SimCity has unexpectedly become one of my most anticipated games for 2013. While I’ve briefly tried some of its past iterations, I’ve never been the biggest follower of the series. However, each demonstration I’ve seen of the new SimCity has shown it to possibly the most user-friendly and overtly ‘fun’ game in the franchise. I recently got some hands-on time with the game, to try out some of its innovations for myself.
The game runs on Maxis’ new ‘Glassbox Simulation Engine’, which is responsible for upgrades in a lot of areas, perhaps most noticeably in the way information is presented. Rather than showing you graphs or flowcharts of your city’s power consumption or waste management, everything is cleanly overlaid on top of your current view. With a few clicks, your view of your city will change from the rather colourful, detailed 3D graphics, to a plain white field with the city’s power distribution represented by easy-to-follow lines. It works for everything – water, criminals, tourism, land value, and even blobs of poo floating around your city’s sewers.
These views also work on the game’s overworld, which wasn’t present in the hands-on portion I played. The idea is, there’s a much larger field within which you (or your friends) can build several cities that interact with each other. When deciding where to build them initially, there are set areas highlighted on the field which you’re able to strip down geologically, to see if coal or oil lies beneath them. Rich deposits of fuel could indicate a prime spot for an industrial city, while a waterside location might be best suited for a commercial resort town.
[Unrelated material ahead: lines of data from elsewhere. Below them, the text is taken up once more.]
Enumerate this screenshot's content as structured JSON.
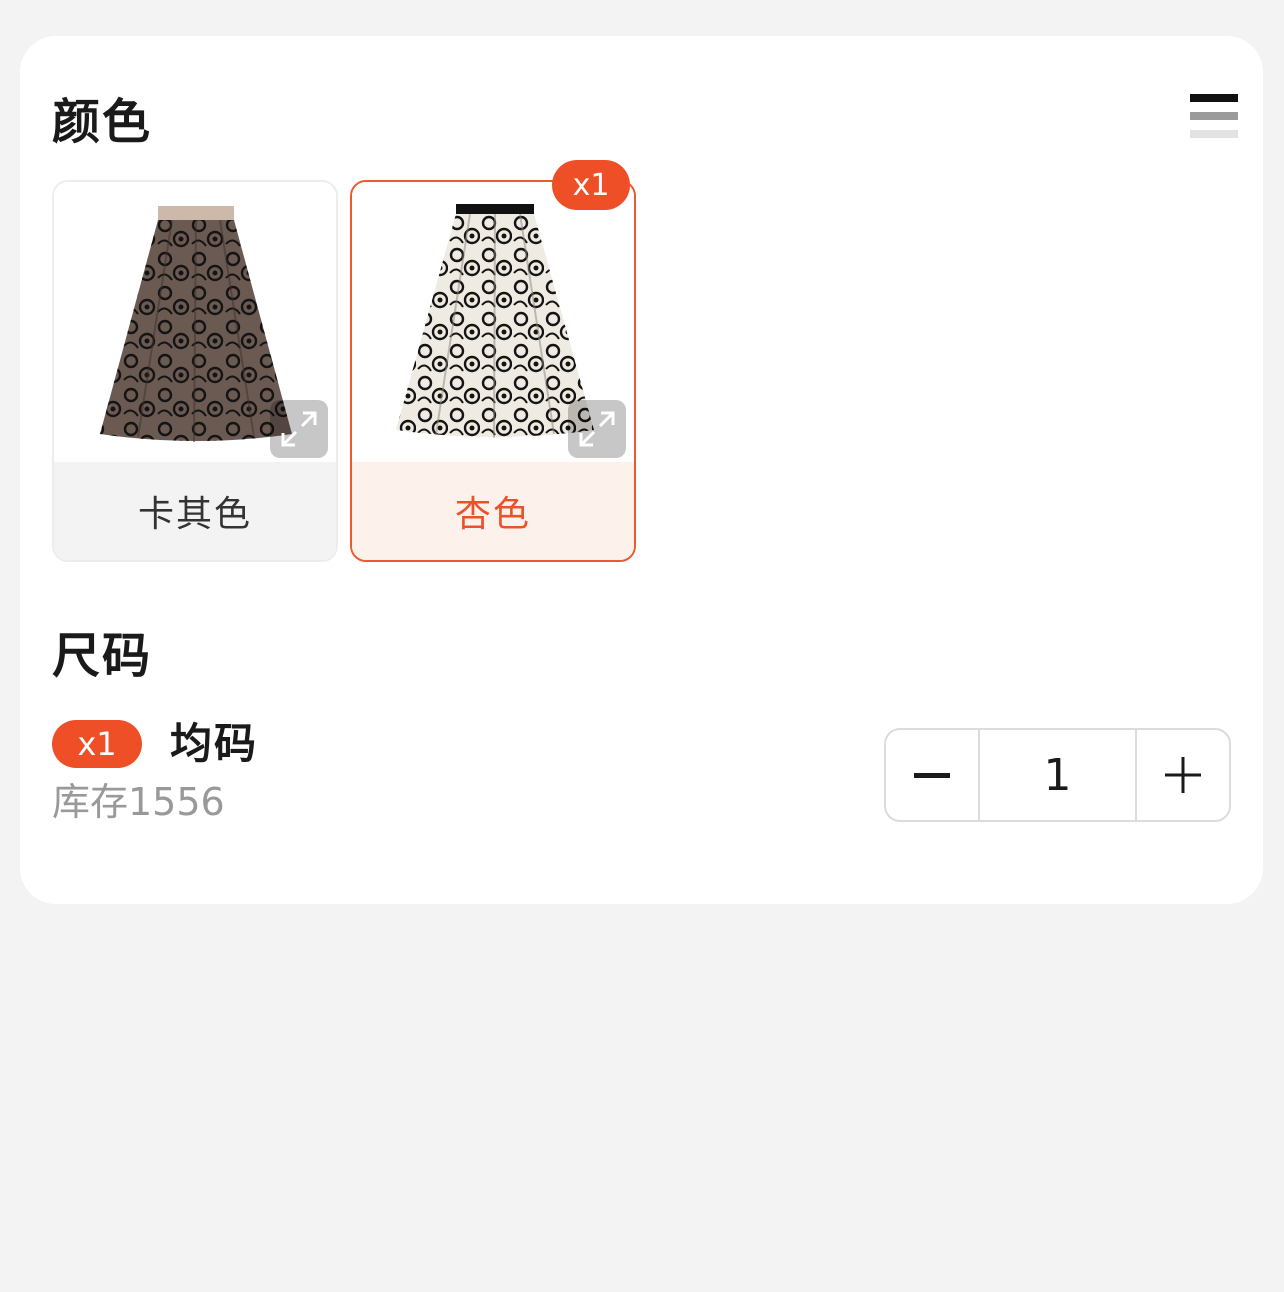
{
  "color_section": {
    "title": "颜色",
    "options": [
      {
        "label": "卡其色",
        "selected": false
      },
      {
        "label": "杏色",
        "selected": true,
        "badge": "x1"
      }
    ]
  },
  "size_section": {
    "title": "尺码",
    "item": {
      "badge": "x1",
      "name": "均码",
      "stock": "库存1556"
    },
    "quantity": "1"
  },
  "colors": {
    "accent": "#ee4f27",
    "selected_border": "#ee5a2f",
    "selected_bg": "#fdf1ec"
  },
  "icons": {
    "view_toggle": "list-view-icon",
    "expand": "expand-icon",
    "minus": "minus-icon",
    "plus": "plus-icon"
  }
}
However, there are no strict ‘rules’ on what kinds of cities you can build – Jason Haber, producer on SimCity, was on hand to demonsrtrate his ‘Trash Town’, built entirely around handling the refuse of other cities, and profiting greatly from it.
The game’s visual style is really reminiscent of films like the Koyaanisqatsi trilogy, especially its simulation of time lapse photography. You can click and drag to select areas to develop residential, commercial or industrial properties, and by itself the game will build the structures piece by piece, as tiny Sims rush in and out at the speed of light. The world goes through seasons, and conditions and vegetation change accordingly.
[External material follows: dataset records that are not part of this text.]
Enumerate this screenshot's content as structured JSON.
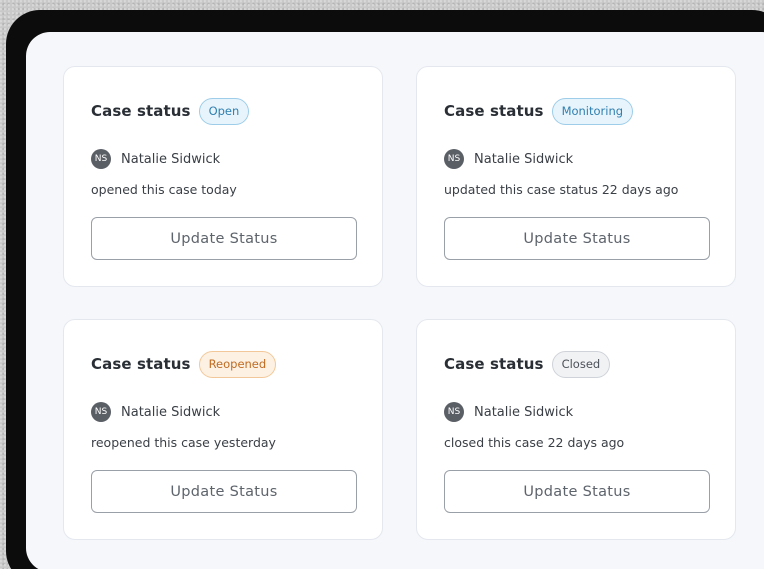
{
  "cards": [
    {
      "title": "Case status",
      "status": "Open",
      "user_initials": "NS",
      "user_name": "Natalie Sidwick",
      "activity": "opened this case today",
      "button_label": "Update Status"
    },
    {
      "title": "Case status",
      "status": "Monitoring",
      "user_initials": "NS",
      "user_name": "Natalie Sidwick",
      "activity": "updated this case status 22 days ago",
      "button_label": "Update Status"
    },
    {
      "title": "Case status",
      "status": "Reopened",
      "user_initials": "NS",
      "user_name": "Natalie Sidwick",
      "activity": "reopened this case yesterday",
      "button_label": "Update Status"
    },
    {
      "title": "Case status",
      "status": "Closed",
      "user_initials": "NS",
      "user_name": "Natalie Sidwick",
      "activity": "closed this case 22 days ago",
      "button_label": "Update Status"
    }
  ],
  "colors": {
    "open": "#2f7fb0",
    "monitoring": "#2f7fb0",
    "reopened": "#c06b22",
    "closed": "#4c5259",
    "avatar": "#5a5f66"
  }
}
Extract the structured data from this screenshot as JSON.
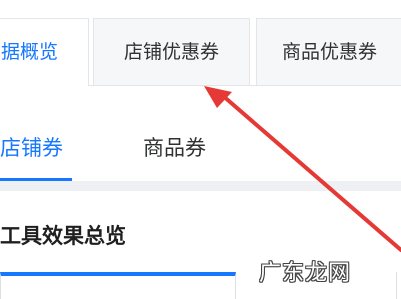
{
  "top_tabs": [
    {
      "label": "据概览",
      "active": true
    },
    {
      "label": "店铺优惠券",
      "active": false
    },
    {
      "label": "商品优惠券",
      "active": false
    }
  ],
  "sub_tabs": [
    {
      "label": "店铺券",
      "active": true
    },
    {
      "label": "商品券",
      "active": false
    }
  ],
  "section_title": "工具效果总览",
  "annotation": {
    "type": "red-arrow-icon",
    "color": "#e53935"
  },
  "watermark": "广东龙网",
  "colors": {
    "accent": "#1677ff",
    "text": "#303133",
    "border": "#e3e5e9",
    "arrow": "#e53935"
  }
}
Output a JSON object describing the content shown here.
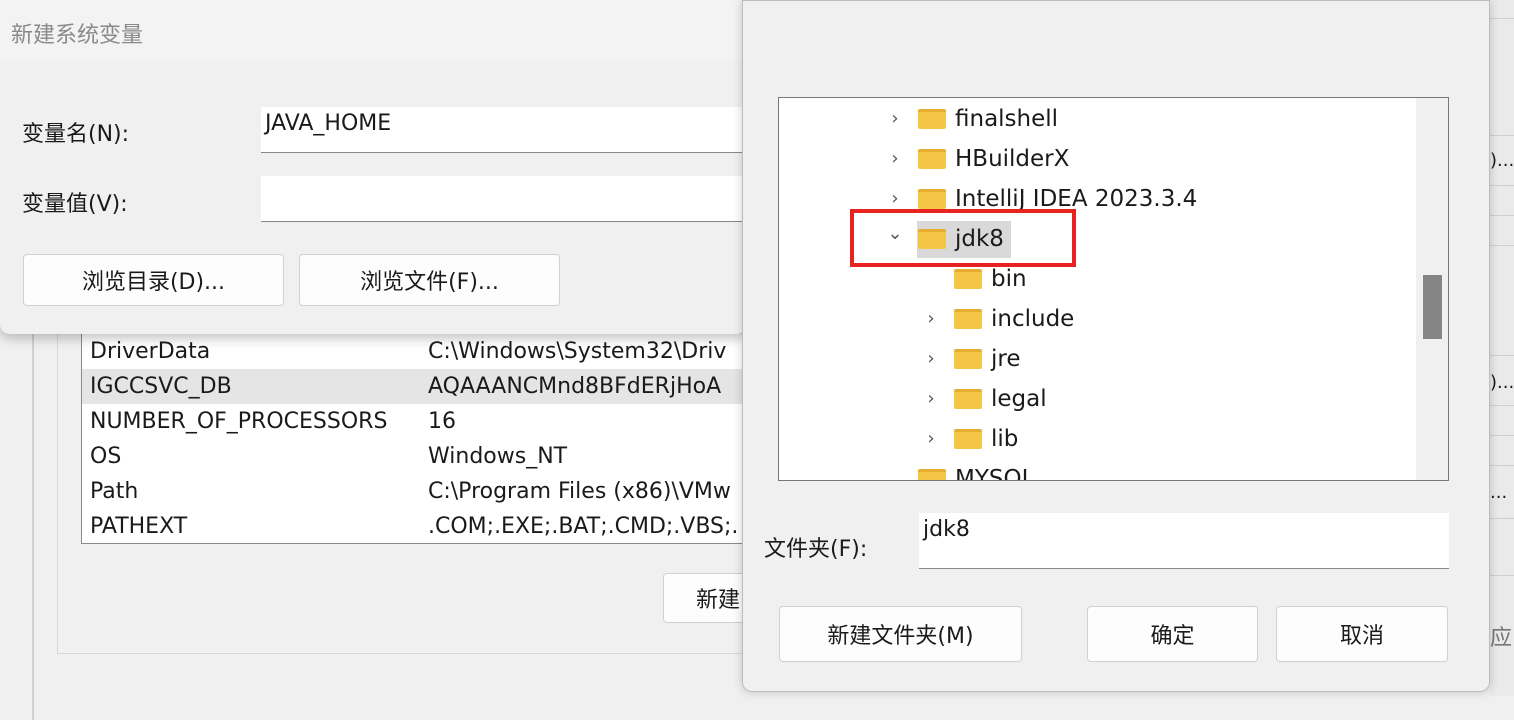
{
  "background_dialog": {
    "variables": [
      {
        "name": "DriverData",
        "value": "C:\\Windows\\System32\\Driv"
      },
      {
        "name": "IGCCSVC_DB",
        "value": "AQAAANCMnd8BFdERjHoA"
      },
      {
        "name": "NUMBER_OF_PROCESSORS",
        "value": "16"
      },
      {
        "name": "OS",
        "value": "Windows_NT"
      },
      {
        "name": "Path",
        "value": "C:\\Program Files (x86)\\VMw"
      },
      {
        "name": "PATHEXT",
        "value": ".COM;.EXE;.BAT;.CMD;.VBS;."
      }
    ],
    "selected_row": "IGCCSVC_DB",
    "new_button": "新建",
    "right_fragments": [
      ")...",
      ")...",
      "...",
      "应"
    ]
  },
  "new_var_dialog": {
    "title": "新建系统变量",
    "name_label": "变量名(N):",
    "name_value": "JAVA_HOME",
    "value_label": "变量值(V):",
    "value_value": "",
    "browse_dir": "浏览目录(D)...",
    "browse_file": "浏览文件(F)..."
  },
  "folder_dialog": {
    "tree": [
      {
        "label": "finalshell",
        "level": 0,
        "chevron": "right"
      },
      {
        "label": "HBuilderX",
        "level": 0,
        "chevron": "right"
      },
      {
        "label": "IntelliJ IDEA 2023.3.4",
        "level": 0,
        "chevron": "right"
      },
      {
        "label": "jdk8",
        "level": 0,
        "chevron": "down",
        "selected": true
      },
      {
        "label": "bin",
        "level": 1,
        "chevron": "none"
      },
      {
        "label": "include",
        "level": 1,
        "chevron": "right"
      },
      {
        "label": "jre",
        "level": 1,
        "chevron": "right"
      },
      {
        "label": "legal",
        "level": 1,
        "chevron": "right"
      },
      {
        "label": "lib",
        "level": 1,
        "chevron": "right"
      },
      {
        "label": "MYSQL",
        "level": 0,
        "chevron": "none"
      }
    ],
    "folder_label": "文件夹(F):",
    "folder_value": "jdk8",
    "new_folder": "新建文件夹(M)",
    "ok": "确定",
    "cancel": "取消",
    "highlight_color": "#e8221e"
  }
}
Many of the tools have been tweaked to make them feel more responsive and game-like. You can drag out roads like lines in any picture software, or draw them free hand using the new curved roads tool. They’ll snap together automatically, and can even be developed (just like every structure in the game) to be better or higher density. You can build tunnels in the same way as well as bridges or overpasses. In Haber’s playthrough, he’d constructed a roller-coaster like series of roads around his mountain city, which was woefully inefficient for the drivers, but a lot of fun to watch for us gamers. It’s also very easy now to write the word ‘BUM’ using road construction.
My hands-on was based in what seemed to be the initial tutorial level, or ‘starter city’ of the game, and as such there were certain objectives to fulfill – such as reaching a certain amount of wealth or happiness. I didn’t achieve either, as I didn’t really create any efficient zones of industrial work, nor did I really see to my people’s energy or water requirements. It’s clear that even with all of these developments to make city planning easier for the player, it still requires a bit of thought on your part, in order to make a viable and happy city. It didn’t matter much in the end, in my case, as the demo was cut short by a sudden meteor strike, obliterating my prized genital-shaped city entrance.
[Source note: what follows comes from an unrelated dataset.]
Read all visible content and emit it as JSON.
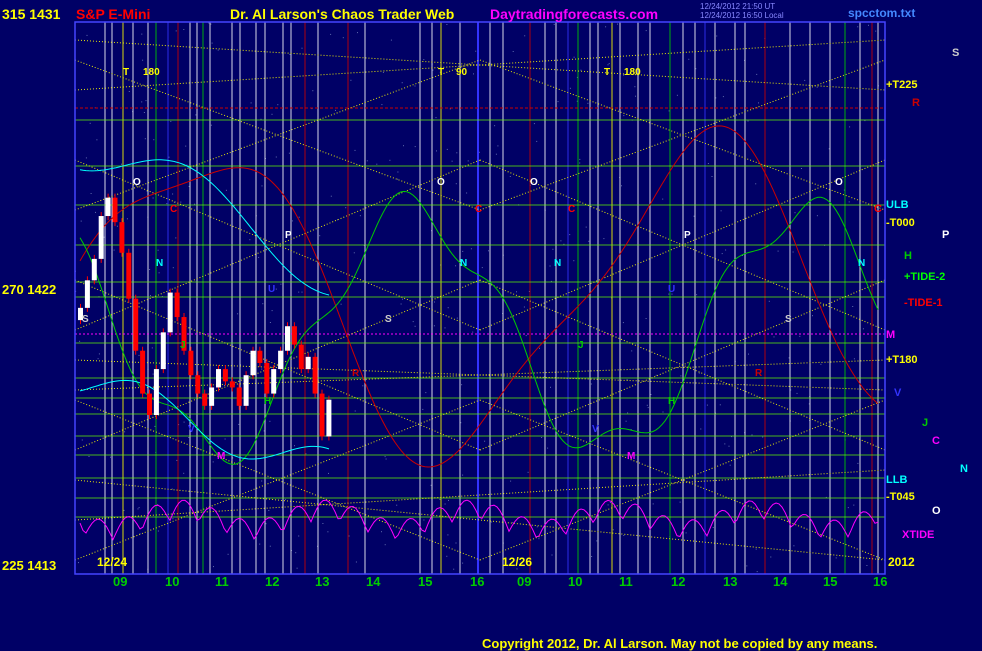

SimCity has the potential to not only provide an enhanced experience for series’ veterans, but it to draw in many new fans with its clean interface, attractive visual style and easy-to-use mechanics. It’s sure to be a winner for multi-player, as multi-city play is a central feature of the title, and it’ll be really interesting to see how (and if) gamers can work together. Look for SimCity hitting store shelves in Australia on 7 March, 2013.